» **INFORMATION GIVEN**
-*-

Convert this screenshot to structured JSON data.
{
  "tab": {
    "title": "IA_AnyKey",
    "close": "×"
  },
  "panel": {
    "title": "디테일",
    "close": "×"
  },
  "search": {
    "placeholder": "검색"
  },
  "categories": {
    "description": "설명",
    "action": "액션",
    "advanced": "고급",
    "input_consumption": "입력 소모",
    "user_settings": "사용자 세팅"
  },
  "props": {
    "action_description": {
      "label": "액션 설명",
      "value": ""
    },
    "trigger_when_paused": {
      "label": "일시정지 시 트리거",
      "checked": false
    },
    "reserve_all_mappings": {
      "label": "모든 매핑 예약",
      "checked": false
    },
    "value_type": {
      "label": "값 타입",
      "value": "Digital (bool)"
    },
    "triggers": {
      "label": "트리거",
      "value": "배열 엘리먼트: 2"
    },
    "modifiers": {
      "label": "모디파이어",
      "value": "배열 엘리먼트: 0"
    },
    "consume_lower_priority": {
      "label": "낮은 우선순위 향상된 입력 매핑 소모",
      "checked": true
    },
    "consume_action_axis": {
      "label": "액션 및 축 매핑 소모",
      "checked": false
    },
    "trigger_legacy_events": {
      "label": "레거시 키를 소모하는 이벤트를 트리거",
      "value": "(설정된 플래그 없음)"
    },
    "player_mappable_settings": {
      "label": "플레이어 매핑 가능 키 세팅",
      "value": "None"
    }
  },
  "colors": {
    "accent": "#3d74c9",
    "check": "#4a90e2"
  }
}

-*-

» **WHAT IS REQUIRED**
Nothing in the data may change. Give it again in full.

» **SOLUTION FOR THIS PROBLEM**
Convert this screenshot to structured JSON data.
{
  "tab": {
    "title": "IA_AnyKey",
    "close": "×"
  },
  "panel": {
    "title": "디테일",
    "close": "×"
  },
  "search": {
    "placeholder": "검색"
  },
  "categories": {
    "description": "설명",
    "action": "액션",
    "advanced": "고급",
    "input_consumption": "입력 소모",
    "user_settings": "사용자 세팅"
  },
  "props": {
    "action_description": {
      "label": "액션 설명",
      "value": ""
    },
    "trigger_when_paused": {
      "label": "일시정지 시 트리거",
      "checked": false
    },
    "reserve_all_mappings": {
      "label": "모든 매핑 예약",
      "checked": false
    },
    "value_type": {
      "label": "값 타입",
      "value": "Digital (bool)"
    },
    "triggers": {
      "label": "트리거",
      "value": "배열 엘리먼트: 2"
    },
    "modifiers": {
      "label": "모디파이어",
      "value": "배열 엘리먼트: 0"
    },
    "consume_lower_priority": {
      "label": "낮은 우선순위 향상된 입력 매핑 소모",
      "checked": true
    },
    "consume_action_axis": {
      "label": "액션 및 축 매핑 소모",
      "checked": false
    },
    "trigger_legacy_events": {
      "label": "레거시 키를 소모하는 이벤트를 트리거",
      "value": "(설정된 플래그 없음)"
    },
    "player_mappable_settings": {
      "label": "플레이어 매핑 가능 키 세팅",
      "value": "None"
    }
  },
  "colors": {
    "accent": "#3d74c9",
    "check": "#4a90e2"
  }
}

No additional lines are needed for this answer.